That’s not to say you don’t still need to be meticulous with how you capture data. Different APIs – account-linked or card-linked, for instance – capture data from different sources. They therefore deliver different formats and levels of data granularity. It’s important to choose the right fit for your use case. Linking to payment cards is preferable for loyalty. It means customers don’t have to give away all the information in their bank account. And data is tokenized before it’s sent, so you don’t need to worry about managing compliance requirements.

Card-linking also delivers a better customer experience. Because data is captured from the authentication stream (ie, when the payment is made, rather than when it clears in the account), you get it in real-time. Remember what Capgemini said about  using real-time interactions to build emotional loyalty? Card-linking enables that. Being in dialogue with your customers at the point that they’re spending with you helps embed your brand into their everyday life. And since it works both online and offline, it gets you closer to that single customer view.

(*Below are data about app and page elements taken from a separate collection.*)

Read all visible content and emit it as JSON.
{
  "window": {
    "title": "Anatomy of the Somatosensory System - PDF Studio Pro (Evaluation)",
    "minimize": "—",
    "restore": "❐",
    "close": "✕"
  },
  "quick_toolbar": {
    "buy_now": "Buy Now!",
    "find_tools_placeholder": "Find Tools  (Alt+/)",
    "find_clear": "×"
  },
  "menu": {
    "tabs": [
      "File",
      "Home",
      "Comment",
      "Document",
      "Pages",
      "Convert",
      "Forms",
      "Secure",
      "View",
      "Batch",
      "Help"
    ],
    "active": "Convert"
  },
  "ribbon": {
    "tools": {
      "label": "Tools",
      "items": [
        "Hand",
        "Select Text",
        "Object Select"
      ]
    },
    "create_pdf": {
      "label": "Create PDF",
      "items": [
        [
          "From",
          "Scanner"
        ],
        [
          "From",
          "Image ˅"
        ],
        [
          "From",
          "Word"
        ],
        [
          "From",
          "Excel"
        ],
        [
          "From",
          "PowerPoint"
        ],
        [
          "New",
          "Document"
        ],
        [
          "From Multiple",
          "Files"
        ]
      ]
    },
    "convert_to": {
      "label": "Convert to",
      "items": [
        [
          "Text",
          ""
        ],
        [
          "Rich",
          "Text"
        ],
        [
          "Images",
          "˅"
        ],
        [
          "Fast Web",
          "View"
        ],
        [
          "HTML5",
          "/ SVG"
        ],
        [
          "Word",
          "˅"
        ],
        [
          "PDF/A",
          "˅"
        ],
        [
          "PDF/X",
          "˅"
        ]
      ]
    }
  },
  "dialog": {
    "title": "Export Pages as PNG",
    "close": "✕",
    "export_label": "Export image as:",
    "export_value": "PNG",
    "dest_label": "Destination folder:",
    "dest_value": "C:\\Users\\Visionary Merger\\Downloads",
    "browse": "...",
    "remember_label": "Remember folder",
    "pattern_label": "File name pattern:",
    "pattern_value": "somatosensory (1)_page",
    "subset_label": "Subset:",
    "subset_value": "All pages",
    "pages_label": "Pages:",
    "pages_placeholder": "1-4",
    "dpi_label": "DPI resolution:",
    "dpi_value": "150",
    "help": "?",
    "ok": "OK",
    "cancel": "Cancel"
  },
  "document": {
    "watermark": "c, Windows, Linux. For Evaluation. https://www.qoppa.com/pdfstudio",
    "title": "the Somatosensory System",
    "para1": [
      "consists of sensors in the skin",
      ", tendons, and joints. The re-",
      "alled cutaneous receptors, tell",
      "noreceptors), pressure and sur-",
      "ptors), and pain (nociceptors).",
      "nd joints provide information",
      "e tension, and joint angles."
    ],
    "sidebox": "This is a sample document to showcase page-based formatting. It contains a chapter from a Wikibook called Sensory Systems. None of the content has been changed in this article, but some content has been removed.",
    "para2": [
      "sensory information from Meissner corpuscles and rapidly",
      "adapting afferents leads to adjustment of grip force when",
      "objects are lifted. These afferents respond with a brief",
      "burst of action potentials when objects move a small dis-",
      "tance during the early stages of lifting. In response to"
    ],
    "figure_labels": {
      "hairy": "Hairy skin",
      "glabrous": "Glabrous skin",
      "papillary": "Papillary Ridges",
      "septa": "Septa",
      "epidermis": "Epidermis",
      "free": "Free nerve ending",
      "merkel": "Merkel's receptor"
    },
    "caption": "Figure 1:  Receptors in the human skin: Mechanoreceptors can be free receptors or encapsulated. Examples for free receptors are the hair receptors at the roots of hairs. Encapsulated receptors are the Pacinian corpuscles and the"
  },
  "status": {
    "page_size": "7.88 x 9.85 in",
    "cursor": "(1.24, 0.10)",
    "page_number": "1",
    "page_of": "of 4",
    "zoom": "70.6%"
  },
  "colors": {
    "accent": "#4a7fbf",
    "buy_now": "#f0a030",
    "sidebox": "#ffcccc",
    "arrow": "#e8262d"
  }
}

It might sound counter-intuitive, but getting emotional with your customers starts with getting technical. The right tech makes it easier to create a seamless experience. The better the experience, the more likely customers are to engage. The more engagement, the more quality transaction data you’ll get. And with that data, you can build the differentiated shopping experiences that connect to emotional drivers and keep customers coming back.

To find out more about how card-linking works and if it’s the right fit for your business, download the cheat sheet.